These consequences are thought to be a result of dopamine release within the striatum of the brain, which has been studied in young adults when playing video games. With dopamine being a key component in the reward system, it is worrisome that screens have the potential to re-arrange the circuitry of the brain’s neurons and therefore encourage poor decision-making and risky behaviour.
Benefits of Media
The preponderance of media in our society is unavoidable and not exclusively negative. The impact of television watching on learning by young children is directly dependent upon the quality of the program. Vocabulary rates can grow the most if watching interactive programs where the characters talk directly to the child viewer to actively elicit their participation. Researchers attribute this to expressive language encouragement. Programs with strong storybook-like structures with continuous narratives also are beneficial for language development in preschoolers. Repetition and high song volume also can help with language development in toddlers.
Parents appear to be the greatest mediator of both the time spent engaging with screen-based activities in children, as well as its impact on development. Both parental modeling (i.e. time spent by a parent in front of a screen) and parental regulation of quantity and location of “screen time” seem to influence time spent by youth. Awareness by parents of the content of the media consumed may also have a favourable impact on the effects on their child. Actively co-viewing media with a young child is recommended, followed by a discussion of what was watched to help integrate the learning is ideal, rather than using the media passively as a babysitter.

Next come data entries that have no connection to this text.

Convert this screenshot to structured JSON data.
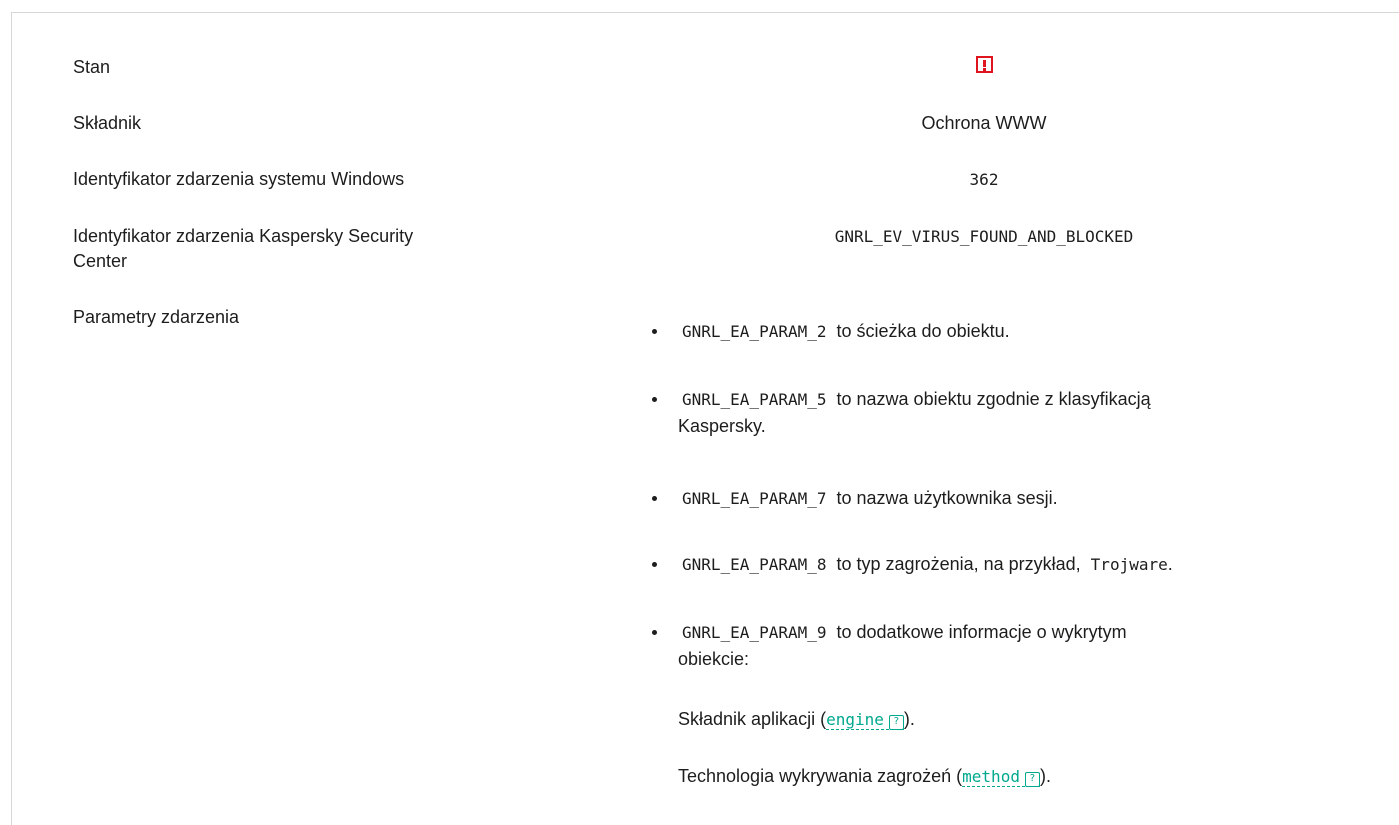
{
  "rows": {
    "status": {
      "label": "Stan",
      "icon": "warning-exclamation-icon",
      "icon_color": "#e0141e"
    },
    "component": {
      "label": "Składnik",
      "value": "Ochrona WWW"
    },
    "windows_event_id": {
      "label": "Identyfikator zdarzenia systemu Windows",
      "value": "362"
    },
    "ksc_event_id": {
      "label_line1": "Identyfikator zdarzenia Kaspersky Security",
      "label_line2": "Center",
      "value": "GNRL_EV_VIRUS_FOUND_AND_BLOCKED"
    },
    "event_params": {
      "label": "Parametry zdarzenia"
    }
  },
  "params": [
    {
      "code": "GNRL_EA_PARAM_2",
      "text": "to ścieżka do obiektu."
    },
    {
      "code": "GNRL_EA_PARAM_5",
      "text": "to nazwa obiektu zgodnie z klasyfikacją",
      "text2": "Kaspersky."
    },
    {
      "code": "GNRL_EA_PARAM_7",
      "text": "to nazwa użytkownika sesji."
    },
    {
      "code": "GNRL_EA_PARAM_8",
      "text": "to typ zagrożenia, na przykład,",
      "example": "Trojware",
      "suffix": "."
    },
    {
      "code": "GNRL_EA_PARAM_9",
      "text": "to dodatkowe informacje o wykrytym",
      "text2": "obiekcie:"
    }
  ],
  "sub_items": [
    {
      "prefix": "Składnik aplikacji (",
      "link": "engine",
      "suffix": ")."
    },
    {
      "prefix": "Technologia wykrywania zagrożeń (",
      "link": "method",
      "suffix": ")."
    }
  ],
  "help_glyph": "?",
  "link_color": "#00a88e"
}
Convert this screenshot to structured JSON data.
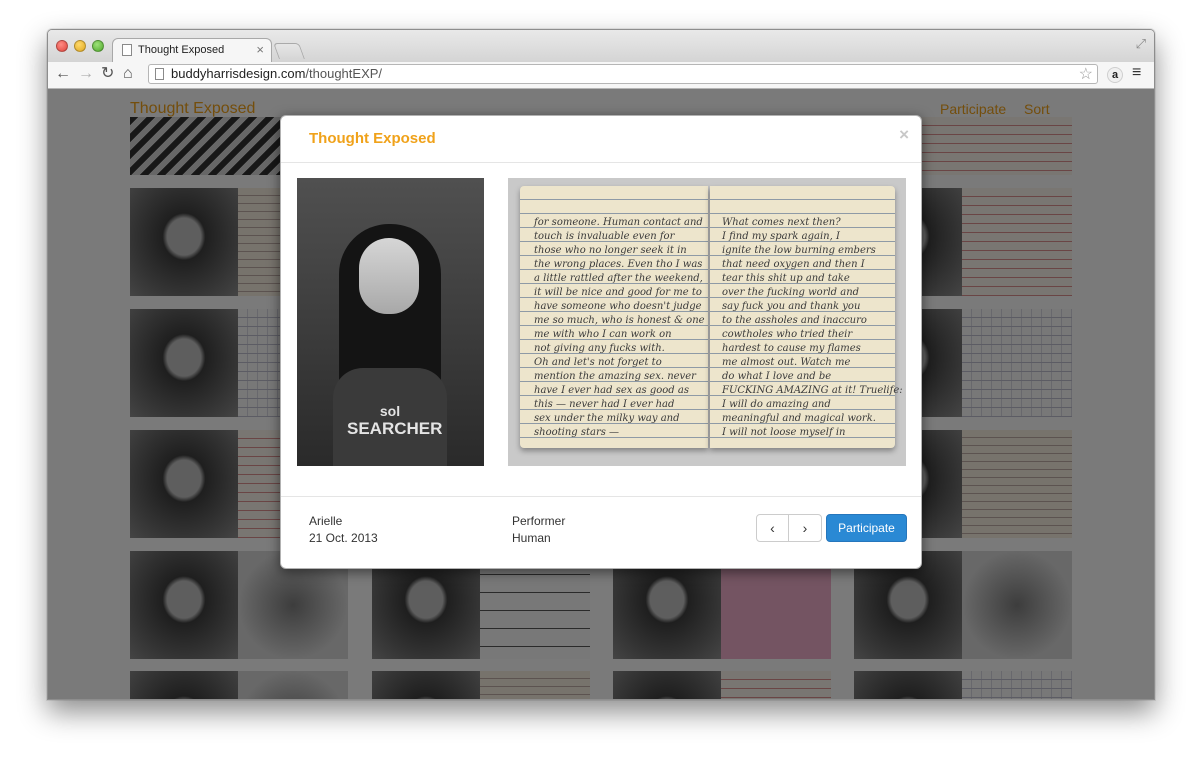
{
  "browser": {
    "tab_title": "Thought Exposed",
    "tab_close": "×",
    "url_domain": "buddyharrisdesign.com",
    "url_path": "/thoughtEXP/",
    "icons": [
      "back-arrow-icon",
      "forward-arrow-icon",
      "reload-icon",
      "home-icon",
      "bookmark-star-icon",
      "amazon-extension-icon",
      "menu-icon",
      "fullscreen-icon"
    ]
  },
  "site": {
    "brand": "Thought Exposed",
    "nav": [
      "Participate",
      "Sort"
    ],
    "accent_color": "#e89c18"
  },
  "modal": {
    "title": "Thought Exposed",
    "close": "×",
    "shirt_line1": "sol",
    "shirt_line2": "SEARCHER",
    "notebook_left": [
      "for someone. Human contact and",
      "touch is invaluable even for",
      "those who no longer seek it in",
      "the wrong places. Even tho I was",
      "a little rattled after the weekend,",
      "it will be nice and good for me to",
      "have someone who doesn't judge",
      "me so much, who is honest & one",
      "me with who I can work on",
      "not giving any fucks with.",
      "Oh and let's not forget to",
      "mention the amazing sex. never",
      "have I ever had sex as good as",
      "this — never had I ever had",
      "sex under the milky way and",
      "shooting stars —"
    ],
    "notebook_right": [
      "What comes next then?",
      "I find my spark again, I",
      "ignite the low burning embers",
      "that need oxygen and then I",
      "tear this shit up and take",
      "over the fucking world and",
      "say fuck you and thank you",
      "to the assholes and inaccuro",
      "cowtholes who tried their",
      "hardest to cause my flames",
      "me almost out. Watch me",
      "do what I love and be",
      "FUCKING AMAZING at it! Truelife:",
      "I will do amazing and",
      "meaningful and magical work.",
      "I will not loose myself in"
    ],
    "name": "Arielle",
    "date": "21 Oct. 2013",
    "role": "Performer",
    "role_value": "Human",
    "prev_icon": "‹",
    "next_icon": "›",
    "participate_label": "Participate",
    "button_color": "#2a89d4"
  }
}
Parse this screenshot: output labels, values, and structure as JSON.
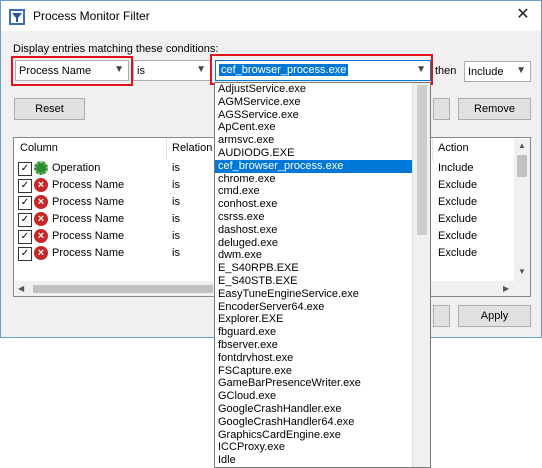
{
  "window": {
    "title": "Process Monitor Filter",
    "close_glyph": "✕",
    "prompt": "Display entries matching these conditions:"
  },
  "filter_row": {
    "column": "Process Name",
    "relation": "is",
    "value": "cef_browser_process.exe",
    "then_label": "then",
    "action": "Include"
  },
  "buttons": {
    "reset": "Reset",
    "remove": "Remove",
    "apply": "Apply"
  },
  "table": {
    "headers": [
      "Column",
      "Relation",
      "Action"
    ],
    "rows": [
      {
        "column": "Operation",
        "relation": "is",
        "action": "Include",
        "icon": "green-check-icon"
      },
      {
        "column": "Process Name",
        "relation": "is",
        "action": "Exclude",
        "icon": "red-x-icon"
      },
      {
        "column": "Process Name",
        "relation": "is",
        "action": "Exclude",
        "icon": "red-x-icon"
      },
      {
        "column": "Process Name",
        "relation": "is",
        "action": "Exclude",
        "icon": "red-x-icon"
      },
      {
        "column": "Process Name",
        "relation": "is",
        "action": "Exclude",
        "icon": "red-x-icon"
      },
      {
        "column": "Process Name",
        "relation": "is",
        "action": "Exclude",
        "icon": "red-x-icon"
      }
    ]
  },
  "dropdown": {
    "selected": "cef_browser_process.exe",
    "options": [
      "AdjustService.exe",
      "AGMService.exe",
      "AGSService.exe",
      "ApCent.exe",
      "armsvc.exe",
      "AUDIODG.EXE",
      "cef_browser_process.exe",
      "chrome.exe",
      "cmd.exe",
      "conhost.exe",
      "csrss.exe",
      "dashost.exe",
      "deluged.exe",
      "dwm.exe",
      "E_S40RPB.EXE",
      "E_S40STB.EXE",
      "EasyTuneEngineService.exe",
      "EncoderServer64.exe",
      "Explorer.EXE",
      "fbguard.exe",
      "fbserver.exe",
      "fontdrvhost.exe",
      "FSCapture.exe",
      "GameBarPresenceWriter.exe",
      "GCloud.exe",
      "GoogleCrashHandler.exe",
      "GoogleCrashHandler64.exe",
      "GraphicsCardEngine.exe",
      "ICCProxy.exe",
      "Idle"
    ]
  },
  "colors": {
    "highlight": "#0078d7",
    "annotation_red": "#e0141e",
    "exclude_icon": "#c62828",
    "include_icon": "#2e8b2e"
  }
}
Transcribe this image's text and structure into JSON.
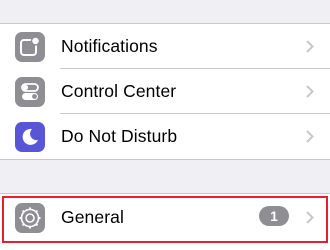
{
  "settings": {
    "rows": [
      {
        "label": "Notifications",
        "icon": "notifications-icon",
        "icon_color": "#8e8e93"
      },
      {
        "label": "Control Center",
        "icon": "control-center-icon",
        "icon_color": "#8e8e93"
      },
      {
        "label": "Do Not Disturb",
        "icon": "moon-icon",
        "icon_color": "#5856d6"
      }
    ],
    "general": {
      "label": "General",
      "icon": "gear-icon",
      "icon_color": "#8e8e93",
      "badge": "1"
    }
  },
  "colors": {
    "highlight": "#e8202c",
    "badge_bg": "#8e8e93",
    "chevron": "#c7c7cc",
    "background": "#efeff4"
  }
}
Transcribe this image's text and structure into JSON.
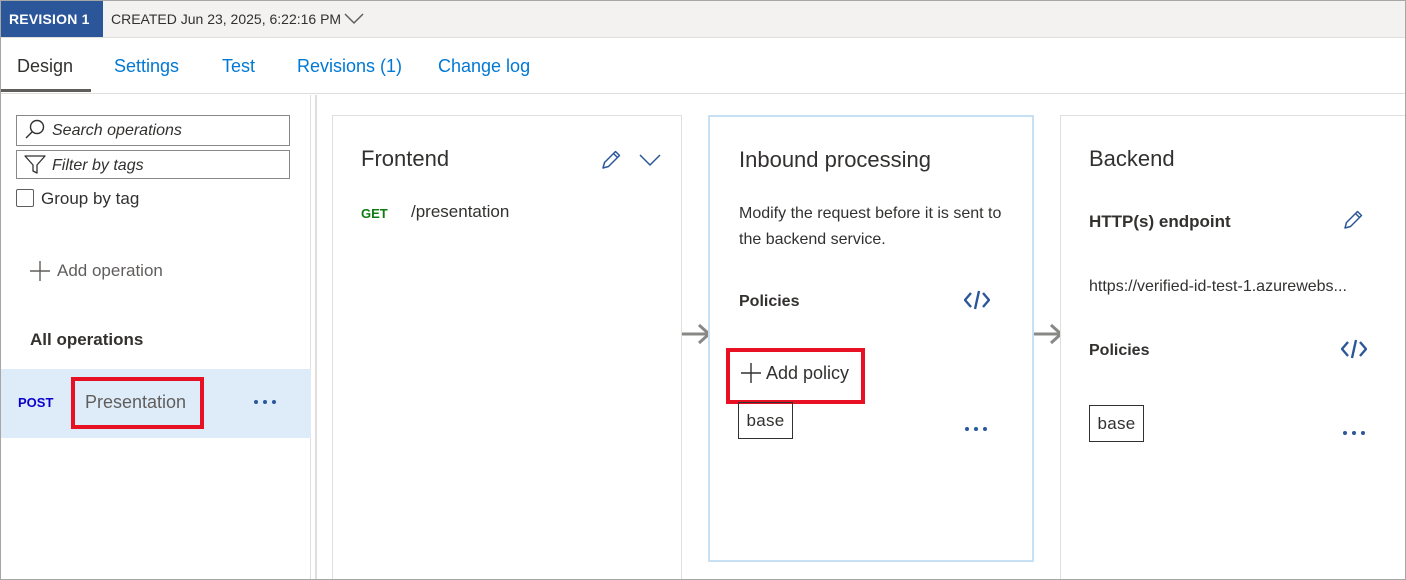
{
  "revision": {
    "badge": "REVISION 1",
    "created": "CREATED Jun 23, 2025, 6:22:16 PM"
  },
  "tabs": [
    {
      "label": "Design",
      "active": true
    },
    {
      "label": "Settings"
    },
    {
      "label": "Test"
    },
    {
      "label": "Revisions (1)"
    },
    {
      "label": "Change log"
    }
  ],
  "sidebar": {
    "search_placeholder": "Search operations",
    "filter_placeholder": "Filter by tags",
    "group_by_tag": "Group by tag",
    "add_operation": "Add operation",
    "all_operations": "All operations",
    "operations": [
      {
        "method": "POST",
        "name": "Presentation"
      }
    ]
  },
  "frontend": {
    "title": "Frontend",
    "method": "GET",
    "path": "/presentation"
  },
  "inbound": {
    "title": "Inbound processing",
    "description": "Modify the request before it is sent to the backend service.",
    "policies_label": "Policies",
    "add_policy": "Add policy",
    "base_tag": "base"
  },
  "backend": {
    "title": "Backend",
    "endpoint_label": "HTTP(s) endpoint",
    "endpoint_url": "https://verified-id-test-1.azurewebs...",
    "policies_label": "Policies",
    "base_tag": "base"
  },
  "colors": {
    "accent": "#0078d4",
    "revision_badge": "#2b579a",
    "highlight_border": "#e81123",
    "selected_row": "#deecf9",
    "get_method": "#107c10",
    "post_method": "#0b00cc"
  }
}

Simple strategies may effectively reduce the amount of time youth spend engaged with electronic media, such as eating meals as a family, encouraging physical activity (also impacted by parental modeling), reducing the number of televisions in the home and completely removing devices from children’s rooms. With appropriate modeling and firm daily rhythms, children can learn to appreciate the importance of real interactions and relationships while being “unplugged” from media, while benefitting from opportunities that they offer.